Andretti announce Honda engine deal for 2018
As well as shaping the IndyCar season, could this have big implications for Formula 1?
For some time now there has been speculation that Andretti may be about to hammer out a deal with Chevrolet for a new engine supply, from the 2018 season on.
The director of motorsport competition at General Motors, Mark Kent, did nothing to dispel these rumours, admitting recently that they are looking to expand their reach in the IndyCar field and, having partnered Andretti in the 2012 and 2013 seasons, they are one of the teams they would be keen to work with.

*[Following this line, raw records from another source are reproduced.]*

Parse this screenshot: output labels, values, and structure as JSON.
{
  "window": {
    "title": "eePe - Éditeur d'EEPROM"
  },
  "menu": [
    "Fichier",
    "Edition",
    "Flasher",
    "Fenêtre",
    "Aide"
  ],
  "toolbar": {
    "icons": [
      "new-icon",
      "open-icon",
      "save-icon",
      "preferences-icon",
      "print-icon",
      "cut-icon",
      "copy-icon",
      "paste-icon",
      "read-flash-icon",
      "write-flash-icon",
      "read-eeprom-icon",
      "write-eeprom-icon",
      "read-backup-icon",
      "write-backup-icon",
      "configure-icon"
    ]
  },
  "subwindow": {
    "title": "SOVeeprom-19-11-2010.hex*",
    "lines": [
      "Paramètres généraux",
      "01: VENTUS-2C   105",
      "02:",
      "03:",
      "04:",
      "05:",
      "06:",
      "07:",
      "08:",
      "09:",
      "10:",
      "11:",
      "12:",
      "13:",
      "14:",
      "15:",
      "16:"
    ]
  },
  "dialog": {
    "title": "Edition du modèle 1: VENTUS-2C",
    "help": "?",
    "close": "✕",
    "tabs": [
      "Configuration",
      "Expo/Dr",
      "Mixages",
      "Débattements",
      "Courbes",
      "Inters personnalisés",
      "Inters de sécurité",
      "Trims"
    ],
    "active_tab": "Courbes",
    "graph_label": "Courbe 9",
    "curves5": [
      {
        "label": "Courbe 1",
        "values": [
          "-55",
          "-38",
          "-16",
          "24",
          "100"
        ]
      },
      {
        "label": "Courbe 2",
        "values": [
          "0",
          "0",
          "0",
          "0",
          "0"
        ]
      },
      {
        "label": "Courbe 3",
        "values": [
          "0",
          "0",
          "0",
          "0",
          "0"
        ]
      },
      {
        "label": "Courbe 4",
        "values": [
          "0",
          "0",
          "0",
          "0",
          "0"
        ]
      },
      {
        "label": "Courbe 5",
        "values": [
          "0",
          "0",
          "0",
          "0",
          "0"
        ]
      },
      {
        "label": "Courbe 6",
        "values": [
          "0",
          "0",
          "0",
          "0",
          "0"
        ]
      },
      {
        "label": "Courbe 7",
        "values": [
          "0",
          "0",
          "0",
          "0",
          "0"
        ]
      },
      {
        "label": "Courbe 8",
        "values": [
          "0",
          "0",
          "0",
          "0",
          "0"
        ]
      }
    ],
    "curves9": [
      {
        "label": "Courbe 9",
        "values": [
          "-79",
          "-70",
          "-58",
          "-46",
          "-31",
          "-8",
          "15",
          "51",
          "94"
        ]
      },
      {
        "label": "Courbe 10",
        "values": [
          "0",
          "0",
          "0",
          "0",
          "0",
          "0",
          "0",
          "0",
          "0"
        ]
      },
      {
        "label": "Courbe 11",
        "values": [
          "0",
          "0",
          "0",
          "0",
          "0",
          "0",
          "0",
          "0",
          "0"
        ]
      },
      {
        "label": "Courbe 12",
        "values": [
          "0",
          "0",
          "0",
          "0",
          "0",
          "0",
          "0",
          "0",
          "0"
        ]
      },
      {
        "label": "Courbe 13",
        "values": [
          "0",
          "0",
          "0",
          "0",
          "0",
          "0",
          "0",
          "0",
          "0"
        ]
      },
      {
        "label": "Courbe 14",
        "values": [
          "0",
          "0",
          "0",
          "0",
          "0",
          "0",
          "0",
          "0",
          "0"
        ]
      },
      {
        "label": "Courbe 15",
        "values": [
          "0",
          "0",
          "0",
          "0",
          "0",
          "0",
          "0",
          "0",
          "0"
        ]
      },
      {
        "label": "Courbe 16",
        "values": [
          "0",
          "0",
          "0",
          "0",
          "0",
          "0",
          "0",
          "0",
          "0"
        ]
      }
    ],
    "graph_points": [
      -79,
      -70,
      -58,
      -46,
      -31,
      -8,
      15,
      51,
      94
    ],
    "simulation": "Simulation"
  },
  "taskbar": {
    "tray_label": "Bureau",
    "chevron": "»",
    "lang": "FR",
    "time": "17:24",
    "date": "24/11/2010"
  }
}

Racer broke the news last night, that Andretti had, in fact, decided to stick with Honda engines for now, although they stopped short of disclosing the length of deal that had been struck.
This announcement comes after the news that Indy 500 winner, Takuma Sato, has taken the decision to move teams, returning to Rahal Letterman Lanigan Racing, as they field a second car for the 2018 season.
Sato’s move means that Andretti Autosport now have a vacant seat and, with the confirmation that they will run the Honda engine, there is the potential for deals to be done further afield.
So, why would this matter in Formula 1?
McLaren Honda Formula 1 team stepped into the IndyCar world in May when their double World Champion, Fernando Alonso, was given the opportunity to compete in the flagship event, the Indy 500, in the Andretti machinery. This was said to be part of a personal quest for Alonso to be only the second man to achieve the coveted ‘Triple Crown’ – winning the Monaco GP, the Indy 500 and the 24 Hours of Le Mans.
Despite suffering mechanical failure, it was considered a successful endeavour, with Alonso qualifying in the top 6 and running in the lead for much of the race until his retirement. It did his profile in the States no harm either, with him appearing more than happy to entertain in the endless press conferences and take part in media events with the other drivers.
The McLaren Honda F1 partnership has been fraught from day one, with Honda seemingly unable to resolve major reliability issues with the hybrid power unit and unable to compete on outright pace with the competition.
This has lead Alonso to become increasingly frustrated and, no shrinking violet, he hasn't hesitated to vocalise this frustration both in the media and over team radio, during races. Some of his more scathing remarks include comparisons to a GP2 engine and stating that he had “never raced with less power”, as well as expressing embarrassment on a number of occasions.
With the vacant seat at Andretti and Alonso’s McLaren Honda contract expiring at the end of this season, could he make a more permanent move to the states to feed his hunger for competitiveness? The Honda partnership would certainly make for a more seamless transition.